[Website and app data records]
::::::::::

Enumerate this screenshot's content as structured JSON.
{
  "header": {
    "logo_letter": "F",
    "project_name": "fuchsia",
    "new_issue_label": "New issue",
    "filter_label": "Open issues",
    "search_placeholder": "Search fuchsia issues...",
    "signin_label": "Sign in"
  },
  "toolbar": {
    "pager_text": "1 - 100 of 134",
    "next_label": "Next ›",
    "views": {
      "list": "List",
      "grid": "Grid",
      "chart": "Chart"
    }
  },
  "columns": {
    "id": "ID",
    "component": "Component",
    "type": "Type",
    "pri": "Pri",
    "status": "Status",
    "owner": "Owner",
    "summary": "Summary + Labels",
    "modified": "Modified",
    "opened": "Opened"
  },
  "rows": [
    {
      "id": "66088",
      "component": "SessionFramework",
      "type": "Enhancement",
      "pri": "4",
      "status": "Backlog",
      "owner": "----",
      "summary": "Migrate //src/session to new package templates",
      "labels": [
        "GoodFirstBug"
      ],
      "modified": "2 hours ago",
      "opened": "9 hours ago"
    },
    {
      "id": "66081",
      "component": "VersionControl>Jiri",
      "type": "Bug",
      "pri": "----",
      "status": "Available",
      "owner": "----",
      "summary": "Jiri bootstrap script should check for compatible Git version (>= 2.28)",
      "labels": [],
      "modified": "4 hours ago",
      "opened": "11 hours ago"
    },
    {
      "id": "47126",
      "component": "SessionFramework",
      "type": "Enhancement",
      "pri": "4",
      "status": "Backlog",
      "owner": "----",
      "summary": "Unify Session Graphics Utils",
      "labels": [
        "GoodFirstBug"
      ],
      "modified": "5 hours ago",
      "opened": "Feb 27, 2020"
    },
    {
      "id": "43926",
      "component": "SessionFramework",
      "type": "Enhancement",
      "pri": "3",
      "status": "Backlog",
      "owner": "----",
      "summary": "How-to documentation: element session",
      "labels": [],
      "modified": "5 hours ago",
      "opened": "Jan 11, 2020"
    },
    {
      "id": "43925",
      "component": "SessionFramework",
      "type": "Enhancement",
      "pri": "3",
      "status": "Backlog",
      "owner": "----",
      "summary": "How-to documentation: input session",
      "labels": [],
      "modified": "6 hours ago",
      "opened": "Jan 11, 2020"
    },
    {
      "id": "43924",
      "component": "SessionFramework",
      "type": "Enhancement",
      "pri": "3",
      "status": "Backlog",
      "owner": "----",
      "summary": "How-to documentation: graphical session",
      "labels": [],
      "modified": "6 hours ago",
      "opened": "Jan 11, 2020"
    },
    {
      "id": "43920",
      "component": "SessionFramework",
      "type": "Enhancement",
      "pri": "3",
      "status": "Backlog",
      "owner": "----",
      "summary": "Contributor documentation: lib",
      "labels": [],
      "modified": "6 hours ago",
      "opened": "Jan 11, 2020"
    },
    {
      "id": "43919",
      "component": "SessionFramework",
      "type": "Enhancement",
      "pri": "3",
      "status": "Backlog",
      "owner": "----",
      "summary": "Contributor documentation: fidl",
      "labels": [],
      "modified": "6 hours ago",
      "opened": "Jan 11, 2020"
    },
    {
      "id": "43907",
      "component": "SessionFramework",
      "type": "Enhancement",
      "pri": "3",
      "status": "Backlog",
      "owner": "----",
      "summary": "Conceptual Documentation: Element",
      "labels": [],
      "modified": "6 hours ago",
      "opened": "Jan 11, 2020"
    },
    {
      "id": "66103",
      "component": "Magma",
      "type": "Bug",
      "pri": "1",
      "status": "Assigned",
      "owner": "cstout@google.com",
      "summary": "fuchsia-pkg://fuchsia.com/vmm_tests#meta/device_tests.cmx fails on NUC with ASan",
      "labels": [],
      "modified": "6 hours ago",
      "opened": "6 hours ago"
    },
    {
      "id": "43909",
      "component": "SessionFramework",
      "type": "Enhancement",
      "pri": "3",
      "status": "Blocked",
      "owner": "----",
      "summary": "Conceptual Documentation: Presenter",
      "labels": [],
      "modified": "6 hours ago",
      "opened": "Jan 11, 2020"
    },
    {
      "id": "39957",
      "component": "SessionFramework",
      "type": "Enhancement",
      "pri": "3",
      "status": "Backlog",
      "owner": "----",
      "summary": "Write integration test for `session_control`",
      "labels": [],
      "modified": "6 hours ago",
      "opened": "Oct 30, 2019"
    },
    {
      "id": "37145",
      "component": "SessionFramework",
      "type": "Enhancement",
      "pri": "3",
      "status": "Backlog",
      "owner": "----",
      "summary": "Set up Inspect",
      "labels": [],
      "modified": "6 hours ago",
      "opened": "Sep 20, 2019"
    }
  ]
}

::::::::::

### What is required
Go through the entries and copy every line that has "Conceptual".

### Result of the task
      "summary": "Conceptual Documentation: Element",
      "summary": "Conceptual Documentation: Presenter",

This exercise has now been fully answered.